Labor Senator John Faulkner can always get public attention when he talks about party reform. But as he'd be the first to admit, it's quite another matter to get something meaningful done.
In his devastating critique this week, Faulkner homed in particularly on New South Wales, where appalling tales of misdeeds in the Labor years have been aired at the Independent Commission Against Corruption. His messages about loosening the factional system and the like, however, are also relevant to Labor nationally and follow the post-2010 election review of which he was co-author, with Bob Carr and Steve Bracks.
Faulkner's argument that factions should not be allowed to bind MPs in caucus votes is a no-brainer.
The NSW problem should be separated from the wider reform debate.
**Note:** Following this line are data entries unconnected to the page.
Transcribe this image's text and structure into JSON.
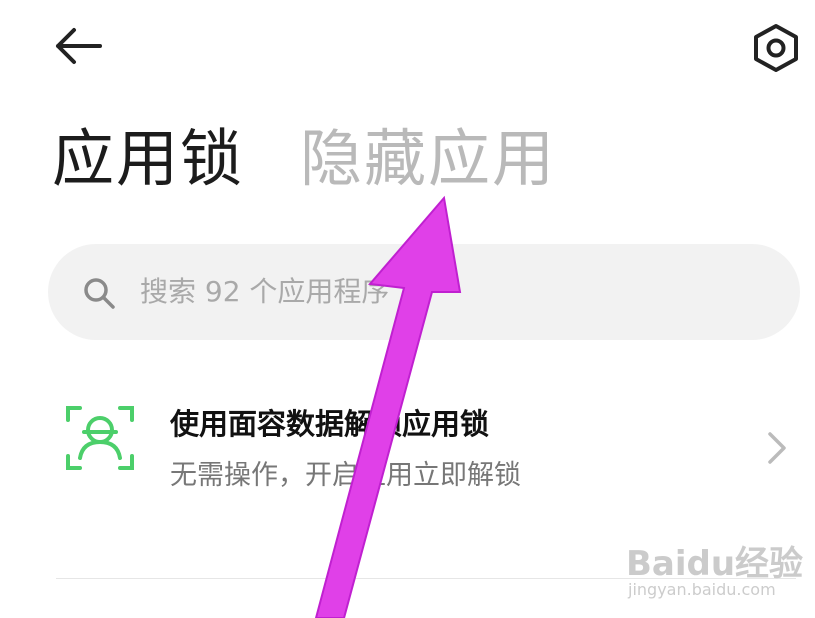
{
  "header": {
    "back_icon": "arrow-left-icon",
    "settings_icon": "hexagon-gear-icon"
  },
  "tabs": [
    {
      "label": "应用锁",
      "active": true
    },
    {
      "label": "隐藏应用",
      "active": false
    }
  ],
  "search": {
    "icon": "search-icon",
    "placeholder": "搜索 92 个应用程序"
  },
  "face_unlock": {
    "icon": "face-scan-icon",
    "title": "使用面容数据解锁应用锁",
    "subtitle": "无需操作，开启应用立即解锁",
    "chevron_icon": "chevron-right-icon"
  },
  "annotation": {
    "arrow_color": "#e040e8"
  },
  "watermark": {
    "logo": "Baidu经验",
    "url": "jingyan.baidu.com"
  },
  "colors": {
    "face_icon": "#4ccf6a",
    "search_bg": "#f2f2f2",
    "inactive_tab": "#b9b9b9"
  }
}
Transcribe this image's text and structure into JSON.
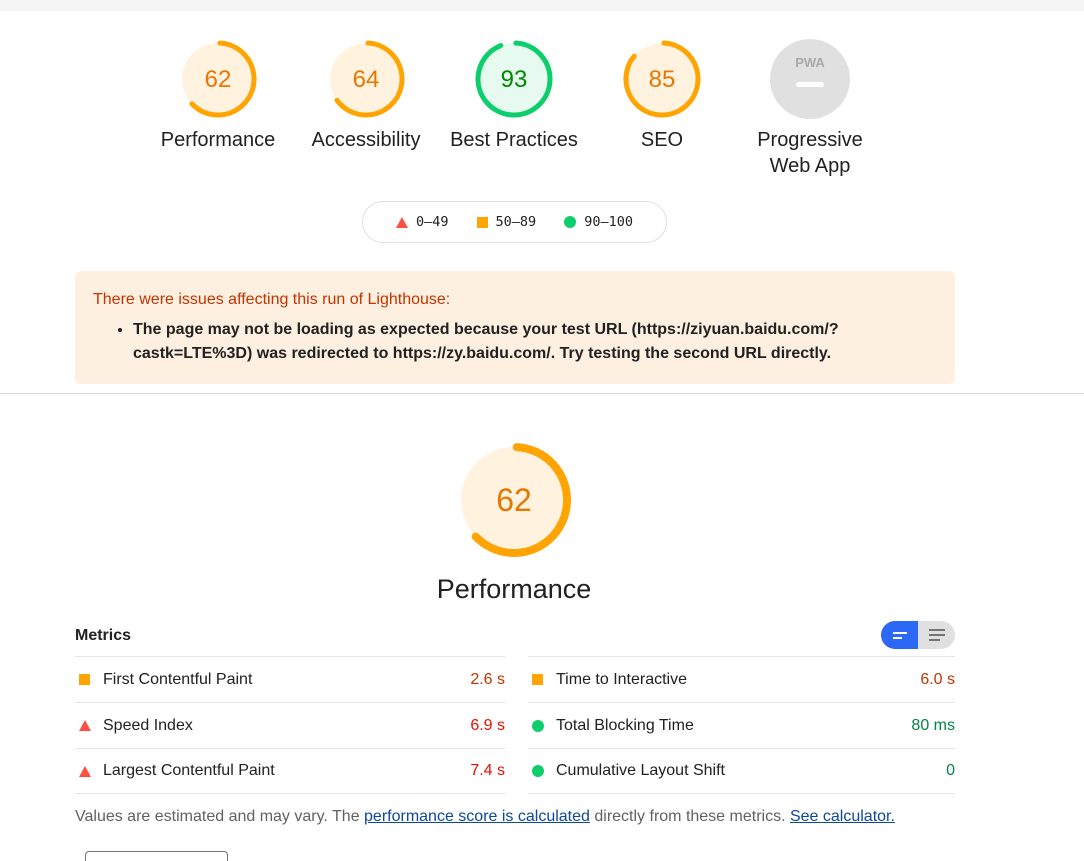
{
  "colors": {
    "pass": "#0cce6b",
    "average": "#ffa400",
    "fail": "#ff4e42",
    "pass_bg": "#e6faf0",
    "average_bg": "#fff3e0",
    "na": "#e0e0e0",
    "toggle_active": "#2a68f5"
  },
  "summary": {
    "gauges": [
      {
        "label": "Performance",
        "score": 62,
        "rating": "average"
      },
      {
        "label": "Accessibility",
        "score": 64,
        "rating": "average"
      },
      {
        "label": "Best Practices",
        "score": 93,
        "rating": "pass"
      },
      {
        "label": "SEO",
        "score": 85,
        "rating": "average"
      },
      {
        "label": "Progressive Web App",
        "label_line1": "Progressive",
        "label_line2": "Web App",
        "badge": "PWA",
        "icon": "pwa-icon",
        "rating": "na"
      }
    ]
  },
  "legend": {
    "items": [
      {
        "icon": "triangle-icon",
        "range": "0–49"
      },
      {
        "icon": "square-icon",
        "range": "50–89"
      },
      {
        "icon": "circle-icon",
        "range": "90–100"
      }
    ]
  },
  "warning": {
    "title": "There were issues affecting this run of Lighthouse:",
    "items": [
      "The page may not be loading as expected because your test URL (https://ziyuan.baidu.com/?castk=LTE%3D) was redirected to https://zy.baidu.com/. Try testing the second URL directly."
    ]
  },
  "performance": {
    "score": 62,
    "title": "Performance"
  },
  "metrics": {
    "title": "Metrics",
    "toggle": {
      "active": "compact-view",
      "options": [
        "compact-view",
        "expanded-view"
      ]
    },
    "left": [
      {
        "name": "First Contentful Paint",
        "value": "2.6 s",
        "rating": "average"
      },
      {
        "name": "Speed Index",
        "value": "6.9 s",
        "rating": "fail"
      },
      {
        "name": "Largest Contentful Paint",
        "value": "7.4 s",
        "rating": "fail"
      }
    ],
    "right": [
      {
        "name": "Time to Interactive",
        "value": "6.0 s",
        "rating": "average"
      },
      {
        "name": "Total Blocking Time",
        "value": "80 ms",
        "rating": "pass"
      },
      {
        "name": "Cumulative Layout Shift",
        "value": "0",
        "rating": "pass"
      }
    ]
  },
  "footnote": {
    "text1": "Values are estimated and may vary. The ",
    "link1": "performance score is calculated",
    "text2": " directly from these metrics. ",
    "link2": "See calculator."
  }
}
It's urgent that Labor there must not just change but be seen to have changed.
This week the Left in NSW, at Faulkner's instigation, took the extraordinary step of issuing a public apology for preselecting former Labor state resources minister Ian Macdonald, accused of colluding in the granting of coal exploration licences to benefit the family of Eddie Obeid, former upper house member, by up to a staggering $100 million.
Getting a lot of reform done quickly in NSW matters for federal Labor, facing an election next year. Big anti-Labor swings in 2010 have left a swag of seats on very thin margins. The corruption stench gives swinging voters one more reason not to vote Labor.
Reform nationally is a more complicated issue. Corruption is not the problem. It is less clear what is required. And when the government is fighting a struggle for survival, it is not the time to be addressing what are quaintly dubbed the ALP's ''internals''.
Under national secretary George Wright, the party has been doing a few things to ''grow'' the membership, which has increased by a net 4700 to more than 40,000. But last year's national conference adopted only a very watered down version of the review's proposals for more internal democracy.
Realistically, the time to tackle national reform is when Labor is in opposition. Even then it is problematic for a leader. Confronting party problems helped Gough Whitlam, but for Simon Crean it brought more grief than gain.
The point is, the really fundamental issues are extremely hard, and open-minded people will come to different conclusions about what should be done. Consider a few proposals advocates put forward.
The relationship with the unions comes up perennially. Critics see being tied to affiliated unions, which under the party structure have a big place, as a drag and an anachronism. Others believe that severing or even significantly loosening that link would destroy or weaken the very core of the party.
One suggestion that has gained increasing support is for the rank and file to be given a say in the election of the leader. This happens in Britain, and has the backing of NSW party secretary Sam Dastyari from the Right and a federal Left convener, Doug Cameron.
It would certainly give ordinary branch members a feeling of involvement; it would also make difficult or impossible the sort of coup that ended Kevin Rudd's prime ministership. But opponents point out the caucus could end up with an uncongenial leader. And while the deposing of Rudd was ill-judged, and the NSW revolving premiership disastrous, sometimes a leader should be changed, unhampered by a cumbersome process.
Less controversial is whether the federal caucus should get back its right to choose the frontbench. This was hijacked in opposition by Rudd; in government, caucus agreed to permanently change the rules to let the leader pick his or her team (previously they only formally had the right to allocate portfolios although informally they could, more or less, get who they wanted into the team). Despite the change, recent experience suggests the PM is still highly constrained by the factions in picking the frontbench. Restoring caucus' right to elect it might make ministers marginally less subservient, and would give caucus a feeling of greater empowerment.
Another change sometimes canvassed is letting Labor MPs cross the floor if they profoundly disagree with a policy. That would deeply challenge Labor tradition, putting Labor MPs into a similar situation to Liberals. In an age of cynicism about politicians, there is a good case for saying MPs should be able to break ranks when they feel strongly.
Faulkner's argument that factions should not be allowed to bind MPs in caucus votes is a no-brainer. But the wider issue of factionalism is more complicated. When they are acting well factions can be good for the party; but they can also be a scourge. Obviously they can't be abolished, and it takes more than rule changes to make them behave positively.
Then there is the vexed question of preselections. The party review favoured trialling of ''primaries'' - giving ALP supporters (as distinct from members) a say in choosing candidates. Primaries have the capacity to enliven contests, and to provide supporters with a taste of power that might (but might not) lead them to joining the party, and even becoming candidates themselves. But there are fears about ''stacking'', and the danger of actually discouraging people bothering with membership.
If Labor shied away from the very moderate Faulkner/Carr/Bracks national blueprint, will the next leader want to spark a debate about root and branch change? Don't hold your breath.
Michelle Grattan is The Age political editor.